If there is an AOC Iraqi, a Ba’thist par excellence, he is the young Saddam Hussein al-Tikriti. It should be remembered here how Iraq is the unfortunate creature born from Lawrence’s Utopia, a failure because if it is true that Turkey is displaced, thanks to the tactical-strategic genius of Lawrence, from the territory that will become a Kingdom entrusted to the dreamer King Faisal It is equally true that this kingdom became in fact a colony, albeit ‘invisible’, of Great Britain. The young Saddam made a career in the party: for his zeal, for the visceral hatred he brought to the Great Empires and their followers. Or Arab satellites. On July 14, 1958, Colonel Kassim, a convinced Nasserian, overthrew the monarchy with a textbook coup. While the radio was playing the Marseillaise, let the people cheerfully tear apart the Prince Regent, Prime Minister Nuri Al Said, and an unknown number of courtiers. Literally. I was on duty in Beirut and together with three other (crazy) envoys, all three British, I chartered an old DC3, which flew low and landed us in Baghdad. In that distant summer, Baghdad was a frenzied multiplication of Piazzale Loreto. Cheering boys or old men with no more teeth but with a lot of bile in their mouths offered me the modest price of two fils (cents of dinar) pieces of meat tanned by the heat (50 degrees in the shade) “guaranteed for those of the ruling prince”. If so much gives me so much, I can imagine that many in Iraq have been disappointed that Saddam’s two sons were killed by the Americans. If they had given them to the people, they would have cut them into small pieces. Perhaps not wrongly, not a few in Italy and abroad have criticized the Americans for killing Uday and Qusay with excessive use of means, thus preventing them from being brought to trial: it would have been interesting to listen to them instead. I don’t think so, I really don’t think so: the children were two amoral wretches, perhaps even sadists. But nothing more. They counted as much as a Russian cigarette butt, they knew nothing, they were plagued by boredom to which they reacted with violence.

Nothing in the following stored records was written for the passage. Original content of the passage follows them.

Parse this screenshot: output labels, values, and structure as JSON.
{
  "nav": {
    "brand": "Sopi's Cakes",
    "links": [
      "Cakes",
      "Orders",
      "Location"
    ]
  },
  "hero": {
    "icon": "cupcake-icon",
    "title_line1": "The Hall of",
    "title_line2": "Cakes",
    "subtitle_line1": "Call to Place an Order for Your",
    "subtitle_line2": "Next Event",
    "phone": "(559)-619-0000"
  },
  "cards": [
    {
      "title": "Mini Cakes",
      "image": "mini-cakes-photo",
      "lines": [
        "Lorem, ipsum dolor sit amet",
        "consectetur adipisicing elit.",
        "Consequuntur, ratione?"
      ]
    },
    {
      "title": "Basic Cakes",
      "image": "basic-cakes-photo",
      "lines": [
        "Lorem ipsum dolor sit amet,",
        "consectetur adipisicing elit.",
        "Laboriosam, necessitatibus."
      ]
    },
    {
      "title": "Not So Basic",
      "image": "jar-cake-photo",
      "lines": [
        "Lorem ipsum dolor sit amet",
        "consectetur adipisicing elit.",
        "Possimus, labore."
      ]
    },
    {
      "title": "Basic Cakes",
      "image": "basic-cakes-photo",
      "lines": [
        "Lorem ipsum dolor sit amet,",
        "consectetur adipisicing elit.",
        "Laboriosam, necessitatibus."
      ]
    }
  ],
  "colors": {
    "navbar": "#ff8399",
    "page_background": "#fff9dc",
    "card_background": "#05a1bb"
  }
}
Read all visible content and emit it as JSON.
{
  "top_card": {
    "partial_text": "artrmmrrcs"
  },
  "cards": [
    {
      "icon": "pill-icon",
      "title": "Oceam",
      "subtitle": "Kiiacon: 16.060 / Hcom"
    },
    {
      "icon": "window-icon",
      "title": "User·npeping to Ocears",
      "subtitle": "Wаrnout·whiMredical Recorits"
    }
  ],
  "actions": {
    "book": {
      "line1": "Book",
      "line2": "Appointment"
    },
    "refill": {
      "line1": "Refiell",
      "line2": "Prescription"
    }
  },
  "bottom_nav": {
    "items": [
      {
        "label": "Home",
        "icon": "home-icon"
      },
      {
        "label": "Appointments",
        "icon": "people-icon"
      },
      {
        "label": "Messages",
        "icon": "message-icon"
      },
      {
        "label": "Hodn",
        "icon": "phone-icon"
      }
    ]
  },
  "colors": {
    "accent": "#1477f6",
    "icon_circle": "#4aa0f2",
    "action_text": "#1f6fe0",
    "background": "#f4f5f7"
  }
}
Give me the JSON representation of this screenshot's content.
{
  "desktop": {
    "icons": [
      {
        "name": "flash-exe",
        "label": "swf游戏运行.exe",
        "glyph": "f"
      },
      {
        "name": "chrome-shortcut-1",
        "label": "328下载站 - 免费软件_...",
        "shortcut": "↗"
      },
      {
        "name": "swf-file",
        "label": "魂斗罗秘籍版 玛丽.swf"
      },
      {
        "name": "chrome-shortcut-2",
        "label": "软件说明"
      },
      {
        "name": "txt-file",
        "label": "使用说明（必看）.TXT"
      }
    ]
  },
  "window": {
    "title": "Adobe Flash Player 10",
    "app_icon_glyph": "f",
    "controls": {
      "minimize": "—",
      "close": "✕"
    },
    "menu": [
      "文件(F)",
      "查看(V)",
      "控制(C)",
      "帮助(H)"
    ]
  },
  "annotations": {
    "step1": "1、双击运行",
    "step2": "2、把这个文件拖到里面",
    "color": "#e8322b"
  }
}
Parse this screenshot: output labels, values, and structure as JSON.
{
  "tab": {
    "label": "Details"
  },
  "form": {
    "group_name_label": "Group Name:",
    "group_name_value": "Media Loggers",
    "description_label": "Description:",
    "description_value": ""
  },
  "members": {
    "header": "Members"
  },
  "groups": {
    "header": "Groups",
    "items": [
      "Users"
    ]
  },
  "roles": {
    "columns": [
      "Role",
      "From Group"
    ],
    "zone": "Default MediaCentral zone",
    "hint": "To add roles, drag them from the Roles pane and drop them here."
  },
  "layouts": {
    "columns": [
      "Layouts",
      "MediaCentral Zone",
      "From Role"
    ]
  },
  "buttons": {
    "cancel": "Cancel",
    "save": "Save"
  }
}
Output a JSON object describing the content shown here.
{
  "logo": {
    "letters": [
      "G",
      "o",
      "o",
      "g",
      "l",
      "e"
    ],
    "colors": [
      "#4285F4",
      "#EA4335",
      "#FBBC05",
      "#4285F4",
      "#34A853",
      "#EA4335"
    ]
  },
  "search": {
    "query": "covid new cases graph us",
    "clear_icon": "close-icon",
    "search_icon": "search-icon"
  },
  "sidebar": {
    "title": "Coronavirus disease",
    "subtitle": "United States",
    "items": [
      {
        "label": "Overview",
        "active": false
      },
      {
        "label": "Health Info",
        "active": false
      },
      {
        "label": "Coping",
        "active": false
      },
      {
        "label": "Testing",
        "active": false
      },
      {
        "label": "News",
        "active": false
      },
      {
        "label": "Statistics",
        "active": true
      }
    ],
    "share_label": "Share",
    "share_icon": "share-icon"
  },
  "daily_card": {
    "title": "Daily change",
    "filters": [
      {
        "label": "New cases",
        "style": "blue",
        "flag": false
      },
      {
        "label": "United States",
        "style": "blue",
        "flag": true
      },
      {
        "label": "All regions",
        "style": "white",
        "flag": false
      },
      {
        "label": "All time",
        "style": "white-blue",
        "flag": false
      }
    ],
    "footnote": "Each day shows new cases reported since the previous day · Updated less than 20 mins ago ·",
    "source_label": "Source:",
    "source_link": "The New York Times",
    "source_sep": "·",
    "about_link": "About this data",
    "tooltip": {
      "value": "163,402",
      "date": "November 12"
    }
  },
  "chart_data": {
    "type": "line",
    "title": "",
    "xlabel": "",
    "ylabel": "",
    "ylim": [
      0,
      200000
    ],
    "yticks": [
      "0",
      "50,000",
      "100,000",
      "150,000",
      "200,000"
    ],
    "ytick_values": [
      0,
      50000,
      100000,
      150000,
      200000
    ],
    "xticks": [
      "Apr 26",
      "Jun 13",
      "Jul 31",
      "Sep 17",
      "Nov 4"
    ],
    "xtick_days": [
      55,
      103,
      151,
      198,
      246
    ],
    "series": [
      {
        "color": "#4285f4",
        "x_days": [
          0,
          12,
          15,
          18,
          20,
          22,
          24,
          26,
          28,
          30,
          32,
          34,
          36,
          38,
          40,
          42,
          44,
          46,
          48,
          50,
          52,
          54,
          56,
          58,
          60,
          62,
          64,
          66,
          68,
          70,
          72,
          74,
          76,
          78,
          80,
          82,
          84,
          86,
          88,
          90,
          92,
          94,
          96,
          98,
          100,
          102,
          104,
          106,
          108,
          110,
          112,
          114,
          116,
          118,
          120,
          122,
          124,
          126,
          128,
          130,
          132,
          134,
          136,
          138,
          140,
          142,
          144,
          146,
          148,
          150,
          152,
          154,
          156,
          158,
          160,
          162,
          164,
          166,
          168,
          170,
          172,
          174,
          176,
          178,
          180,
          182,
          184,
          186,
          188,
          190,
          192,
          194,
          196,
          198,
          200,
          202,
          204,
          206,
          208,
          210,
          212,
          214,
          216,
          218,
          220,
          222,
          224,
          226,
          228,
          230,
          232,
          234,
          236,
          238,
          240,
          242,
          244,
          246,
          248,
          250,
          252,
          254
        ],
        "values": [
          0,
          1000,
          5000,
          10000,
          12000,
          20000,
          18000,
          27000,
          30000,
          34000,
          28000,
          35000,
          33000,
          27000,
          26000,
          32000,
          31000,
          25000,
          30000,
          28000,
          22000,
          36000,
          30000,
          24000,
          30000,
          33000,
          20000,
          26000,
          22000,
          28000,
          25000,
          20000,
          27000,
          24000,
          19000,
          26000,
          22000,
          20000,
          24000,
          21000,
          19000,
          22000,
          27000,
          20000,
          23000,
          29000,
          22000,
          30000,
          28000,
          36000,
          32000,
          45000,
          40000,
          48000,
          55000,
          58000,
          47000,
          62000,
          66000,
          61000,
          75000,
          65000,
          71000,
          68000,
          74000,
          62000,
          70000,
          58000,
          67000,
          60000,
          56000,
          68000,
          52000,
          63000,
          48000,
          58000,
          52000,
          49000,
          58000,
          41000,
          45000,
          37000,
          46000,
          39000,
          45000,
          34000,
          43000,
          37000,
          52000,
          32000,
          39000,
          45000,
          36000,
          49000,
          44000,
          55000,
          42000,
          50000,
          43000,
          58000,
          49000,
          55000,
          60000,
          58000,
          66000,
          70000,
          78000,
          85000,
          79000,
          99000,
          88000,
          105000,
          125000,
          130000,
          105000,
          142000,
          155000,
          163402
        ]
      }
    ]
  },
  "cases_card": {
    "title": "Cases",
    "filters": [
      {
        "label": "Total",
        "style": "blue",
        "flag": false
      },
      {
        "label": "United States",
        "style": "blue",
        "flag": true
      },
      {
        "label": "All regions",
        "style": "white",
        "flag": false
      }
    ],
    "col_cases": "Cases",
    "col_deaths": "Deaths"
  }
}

The speech changes with Saddam. Provided they are capable, the Americans should see to it that the Tyrant is arrested and duly prosecuted. He, Saddam, deserves an authentic trial, not along the lines of Nuremberg: a fair trial, from which we, presumptuous Westerners, could draw an important lesson. On what colonialism has been, on the importance of the religious vector in secular Iraq, on the authentic spring that urges the so-called nationalism of pride, intimately connected with the so-called Arab Awakening, which combines the fanatical hatred of Osama with the legitimate desire of redemption of the Arab masses. These exist and continuing to neglect their moods could mean laying the foundations for a devastating new Middle Eastern war. Because the point is this: for us Westerners that of Palestine is an age-old geopolitical problem to be solved in the best possible way. That is to say, displeasing both the Israelis and the Palestinians (“Peace has a price”, Ytzaak Rabin never tired of repeating). But for the Arab masses, the Palestinian problem must be seen in ethical terms. Let me be clear: one thing is the top relations of the so-called Palestinian Authority with the various Arab regimes, one thing is the intimate, I would say sacred, relationship of any little Arab with the idea of ​​Palestine-Nation. Saddam, a skilful unscrupulous politician, had an ambiguous relationship with the Palestinians, paying more attention to ‘compromising’ Arafat than to really helping him. As a skilled politician, he managed to ride the Palestinian steed by linking his withdrawal from Kuwait to the Palestine problem. The fruitful Madrid Conference of 1991, which was followed by the Oslo accords, is ultimately due to his ‘provocation’. Ten and more years later Desert storm, the Palestinian problem continues to rot, while, not without difficulty, attempts are made to redesign, or rather to paint with new colors, the Middle Eastern map.

Iraq History - The Ba'th and Arab Awakening